In the past PEALS has successfully engaged with communities in Tyne and Wear, but had intermittent impact in rural areas.

Dr Lackie provided 52 free talks between July 2003 and June 2005.

Talks ranged from ‘Garry the green fluorescent mouse’ and ‘Was Frankenstein an anorak?’ (for primary and Key Stage 2-3 children) to ‘Making Eyes’ (about stem cells), ‘Selection Pressures’ (genetic selection and genetic modification) and ‘The Human Genome Project’ for adult groups.

Ann, who was formerly a zoologist and parasitologist, is also the writer Ann Lingard.

In April 2004 she organized the second ‘Words and Pictures: explaining science through art and writing’ conference, held at the Cumbria Institute of the Arts and funded by the Wellcome Trust and Pfizer UK, among others; both Tom Shakespeare and Lisa Matthews were invited speakers.

Project update

Ann has travelled all over Cumbria to talk to schools and community groups ranging from Soroptimists and Rotaries, WIs, Rural Women, Young Farmers and even Forensic Science students, on topics such as the science and the implications of the Human Genome Project, stem cells, genetic modification and cloning, and (in ‘Geeks and trainspotters’ for primary schools – Ann is also an accredited SETpoint Science Ambassador) on the excitement of doing science!

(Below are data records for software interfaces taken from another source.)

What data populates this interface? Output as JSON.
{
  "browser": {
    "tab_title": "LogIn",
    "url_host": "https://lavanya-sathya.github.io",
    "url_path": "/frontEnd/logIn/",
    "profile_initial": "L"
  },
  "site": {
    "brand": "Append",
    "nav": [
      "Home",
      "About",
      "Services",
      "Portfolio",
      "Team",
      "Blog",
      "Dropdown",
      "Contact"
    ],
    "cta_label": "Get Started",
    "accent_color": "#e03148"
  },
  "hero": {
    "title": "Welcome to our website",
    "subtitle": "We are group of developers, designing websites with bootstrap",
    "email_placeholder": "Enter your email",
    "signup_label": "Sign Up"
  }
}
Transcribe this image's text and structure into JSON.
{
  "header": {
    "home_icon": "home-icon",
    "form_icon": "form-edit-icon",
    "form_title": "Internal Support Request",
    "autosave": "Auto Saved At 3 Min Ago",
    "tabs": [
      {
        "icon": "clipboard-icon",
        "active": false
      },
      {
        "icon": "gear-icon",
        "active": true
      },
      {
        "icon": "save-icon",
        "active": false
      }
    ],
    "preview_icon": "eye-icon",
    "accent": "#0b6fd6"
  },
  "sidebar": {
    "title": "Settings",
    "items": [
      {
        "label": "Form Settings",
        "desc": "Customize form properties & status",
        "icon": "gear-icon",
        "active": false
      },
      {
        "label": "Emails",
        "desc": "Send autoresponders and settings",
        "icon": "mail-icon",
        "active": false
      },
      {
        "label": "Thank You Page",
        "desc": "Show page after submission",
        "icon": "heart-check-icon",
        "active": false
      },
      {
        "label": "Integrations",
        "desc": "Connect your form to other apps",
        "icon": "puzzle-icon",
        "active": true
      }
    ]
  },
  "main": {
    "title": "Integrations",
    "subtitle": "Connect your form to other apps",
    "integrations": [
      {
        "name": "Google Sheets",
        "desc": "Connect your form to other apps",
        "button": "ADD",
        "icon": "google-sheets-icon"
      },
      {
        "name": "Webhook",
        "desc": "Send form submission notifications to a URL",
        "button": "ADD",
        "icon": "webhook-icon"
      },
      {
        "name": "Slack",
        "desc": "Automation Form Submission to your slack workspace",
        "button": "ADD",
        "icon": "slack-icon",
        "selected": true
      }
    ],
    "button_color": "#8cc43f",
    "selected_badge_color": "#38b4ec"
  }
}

The ‘market’ for the talks, which are tailored to suit the science background (usually nil!) and age of the participants, has turned out to be enormous, with verbal comments afterwards such as ‘it’s fantastic that there are people out there who are prepared to come and explain these things’ to ‘I haven’t been able to understand all this GM business, about the crops, but now I can see what’s been going on, all this transferring of genes and so on’ and ‘I think there is a real need for presentations like this – so we can challenge and question from a more informed viewpoint’.

Highlights have included a hilarious session with a Farmers’ Discussion Group, which meets in a pub, debating scrapie-testing and and transgenic sheep; a ‘Big Brother House’ session at Settlebeck School, where the ‘contestants’ were genetically-modified animals and bacteria; and the occasional challenging question such as ‘If identical twins have identical genes, are their cells identical too?’ from a primary school girl who had only just been introduced to the idea of cells and genes.

The project continues until June 2005, and Ann already has talks organized for groups as diverse as the Quilters’ Guild, playwrights and a Humanist Society.

Find out more about the talks (PDF: 33KB).